I was personally interested in trying this new technology on LEGO brick-built scenes, as LEGO bricks are small, voxel-like elements with limited options for LODs per-brick. I set out on an overambitious project to procedurally generate a performant, brick-built, minifig-scale island using Nanite to handle LODs.
I found a significant limitation with Nanite that hampered my efforts. Voxel-like worlds, without careful optimization, are one of the worst-case scenarios for Nanite. Nanite works by breaking down clusters of polygons into hierarchal groups that can be simplified down on a per-cluster basis into reduced levels of detail. On something as simple as a cube, there are no clusters to simplify down to. Additionally, the elements I was using suffered from using disconnected meshes for the block, the stud, and each portion of the LEGO logo on top of the studs. These disconnected meshes are referred to in the Nanite documentation as faceted normals. Ultimately, whenever polygons are disconnected, Nanite is unable and unwilling to merge them together.
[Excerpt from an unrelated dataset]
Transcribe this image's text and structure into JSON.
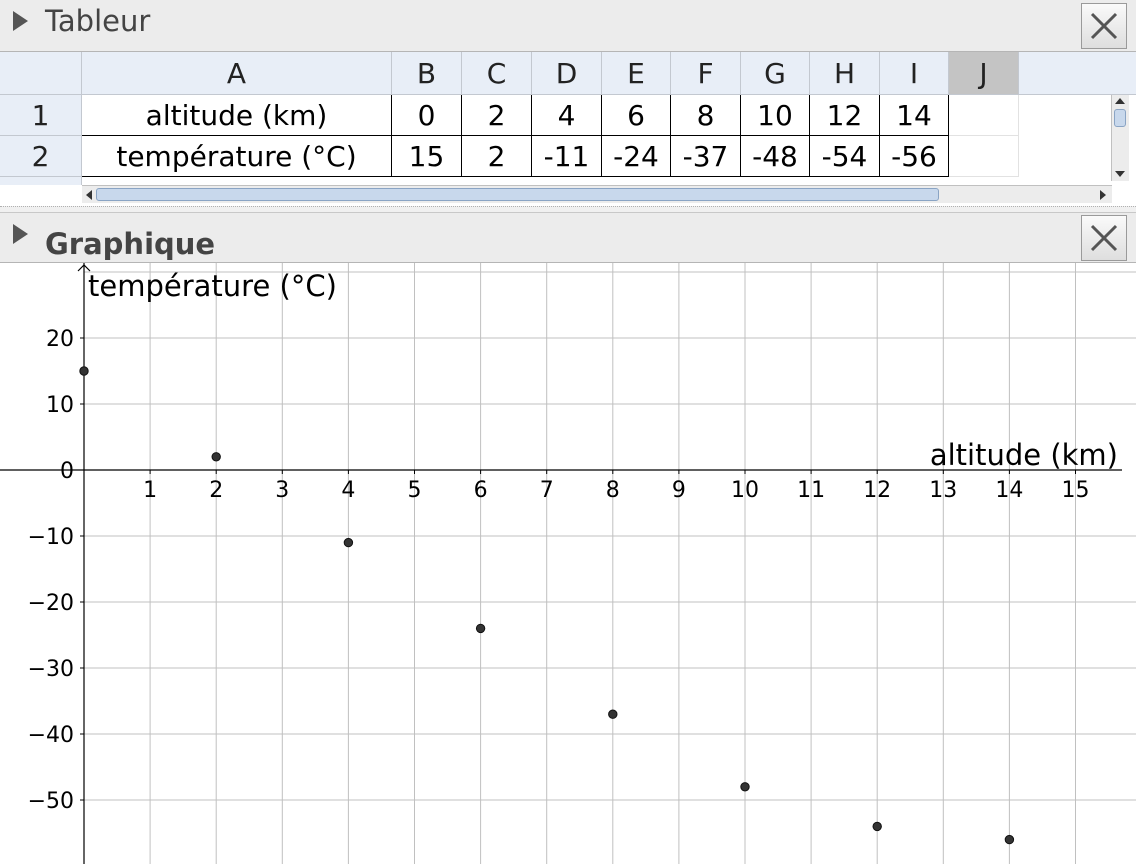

This means that, for Nanite to work its magic, LEGO elements must all be merged into large mesh chunks offline, then processed by Nanite for use in-engine. Additionally, portions of LEGO elements, such as the tubes used to improve piece grip, should be removed if they will never be seen, as Nanite has difficulty culling closely stacked surfaces. Performing these sorts of operations automatically and at scale is something I haven't fully worked out, although similar processing was done in-engine in LEGO® Builder's Journey.